    As for just getting a HO alternator, and larger batt, I would rather not go that way because then you have to change the batt cables, and I would be worried that the electrical system in the truck wouldn't be able to handle the much larger current without a ton of upgrades.....I definitely don't want to fry my wiring, or the CPU.

    Anyways, maintenanceman....if you have a picture of your setup that would be great.....and anyone that knows where I can get another alternator bracket that will bolt up to my truck, let me know.

  14. maintenanceman

    maintenanceman Member
    Messages: 32

    I thought I had a picture on my computer but I don't. I'll take another one and post it Tuesday. It is very simple to wire in using a gm internally regulated alternator, the hard part is mounting it. Chances are that you will have to build or modify a bracket to mount the alternator. On my truck I removed the air conditioning and mounted it there. This seperate system has worked quite well as the lights on the truck don't dim and both alternators are only 85 amps.
  15. murphyslaw

    murphyslaw Senior Member
    Messages: 443

    the reason why ppl like me and most of you use two batteries is to increase the amperage cappacity of the electrical system. by using an "isolated" battery you have not improved the performance of the plow because you are still subjecting it to a "single" battery. and this will still put a significant load on your electrical system cause the alternator will be working full load on that battery and leaving the rest of the truck "to fend for itself" this will not improve the power condition of your truck and i dont think you will find any difference in the was your electronics work. sry abit of babbaling on but thats just "MHO"
  16. MickiRig1

    MickiRig1 PlowSite Veteran
    Messages: 3,617

    Like I said Big Alternator and a Big Battery---> Done, Bang problem solved!
    If you don't have enough amps coming in you will always being playing catch-up.
    (It only put's out near 1/3 it's rated amps at idle, full near 2K )
    Whenever you run lights,Heat and an Electric over Hydraulic Pump you drain reserve from the battery / batteries. If it's not being put back fast enough eventually the battery / batteries give up.
    Last edited: Oct 8, 2005
  17. OneBadDodge06

    OneBadDodge06 Senior Member
    from Iowa
    Messages: 771

    I think I'll invest in a diesel generator in the back of my truck. I have as many lights as the Ecto 1 on ghostbusters along with my portable fridge and microwave. :cool:
  18. Two Batteries

    It's actually better to hook both together! Because a plow (or in my case and front AND back blade) can really draw a battery down, and if you draw it low a lot, then you kill the battery fast. So really you have two options..... Two batteries or one deep cycle battery. (an optima yellow top $130). I NEED two. WIth just one hooked up, my plows will cause my volts to drop low enough to shut my radio off.
  19. OneBadDodge06

    OneBadDodge06 Senior Member
    from Iowa
    Messages: 771

    does anybody really notice the difference running a giant alternator and having 2 batteries?
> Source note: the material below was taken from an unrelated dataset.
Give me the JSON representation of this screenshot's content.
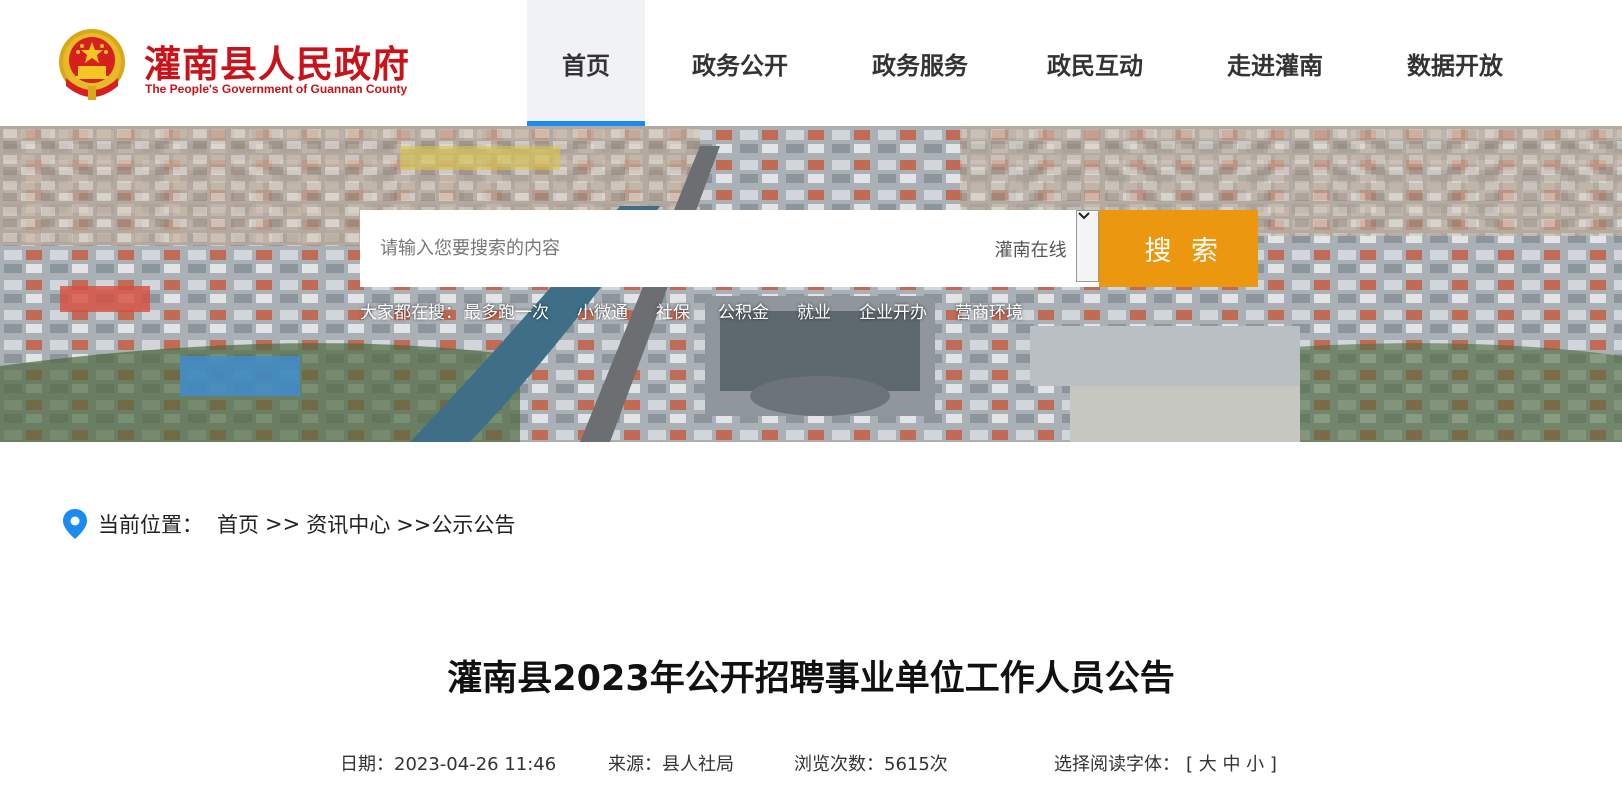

My lights dim no matter what.
  20. I do

    With only one battery My radio shuts off, with two my lights just dim a bit!!!!. But i am running a backblade too, so i am probably drawing about double the power you are!